“We know communication is important. We know we have to work collaboratively with the city staff,” Pallansch said, before alluding to a dispute between government officials and the agency more than a decade ago over the location of a sewage treatment facility. “Many, many years ago, we made some missteps ... We’re open to any suggestions or ideas you offer.”

Alexandria, like many old cities, in the 1800s built a single sewer for both waste from toilets, sinks and tubs, and rainwater runoff. The sewer led straight to the river. Over the years, many cities, including Alexandria, separated sewage and rainwater runoff as they built new sewers, and sent the sewage to a treatment plant which processes and cleans the effluent until it meets federal water quality standards before discharging it into the river.

But the city’s combined sewer system, which still serves a portion of Old Town, allows sewage to escape into the river along with rainwater whenever there is precipitation.

The project, which will replace old combined sewers with a storage tunnel that can hold sewage and runoff until the existing wastewater treatment plant is ready to clean it, is subject to approval from the Virginia Department of Environmental Quality, which acts on behalf of the federal government to enforce the Clean Water Act.

Alexandria officials knew they would be required to address the overflows that caused high bacteria levels in Hunting Creek, a tributary of the Potomac. But the city hadn’t planned to tackle other overflows for two decades. Then local citizens and state legislators who represent downstream districts got involved, prompting the General Assembly to demand a faster timetable.

Local taxpayers are already seeing higher sewer bills to cover the cost of the project, and more increases are coming, Pallansch warned: By 2025, monthly bills will rise another $25 to $35 per month. Officials estimate the capital cost of the project as between $356 million and $534 million.
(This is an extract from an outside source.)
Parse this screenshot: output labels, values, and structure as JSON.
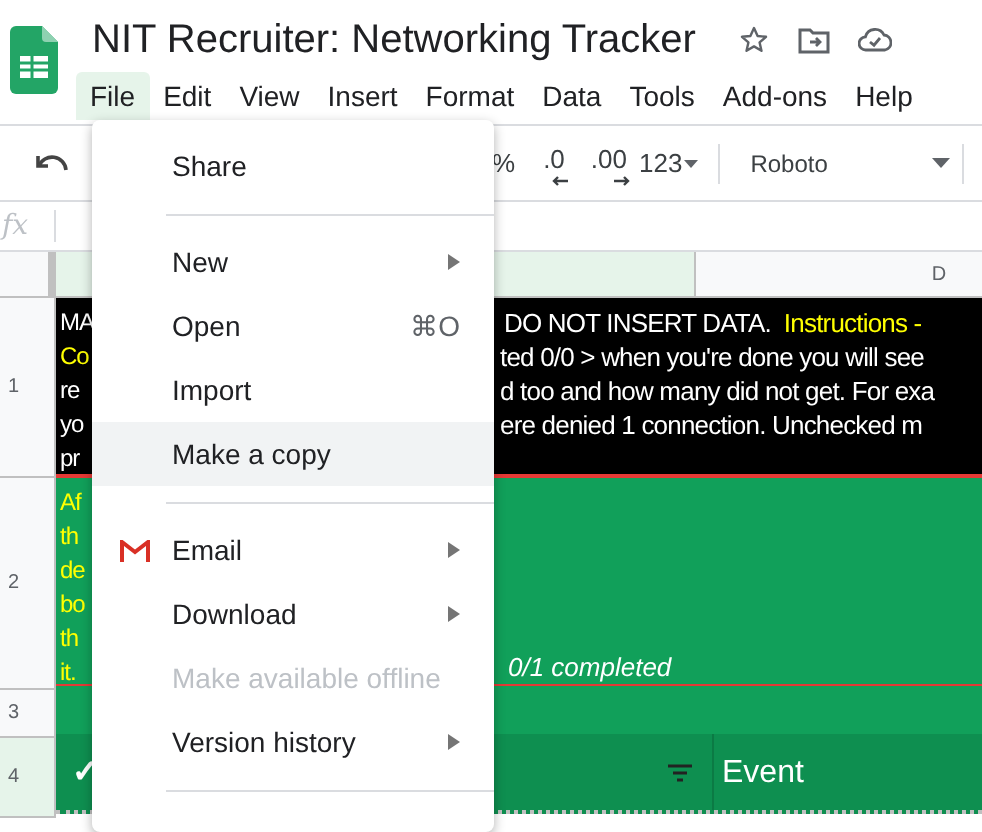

The ownership transfer has been in the works for months. In November, Alexandria Renew hired an engineering consultant to help plan the work. The city will retain responsibility for granting land-use permits to Alexandria Renew as the project goes forward, so it retains oversight of the construction.

Correction: An earlier version of this story misstated the monthly bill increase. It has been corrected.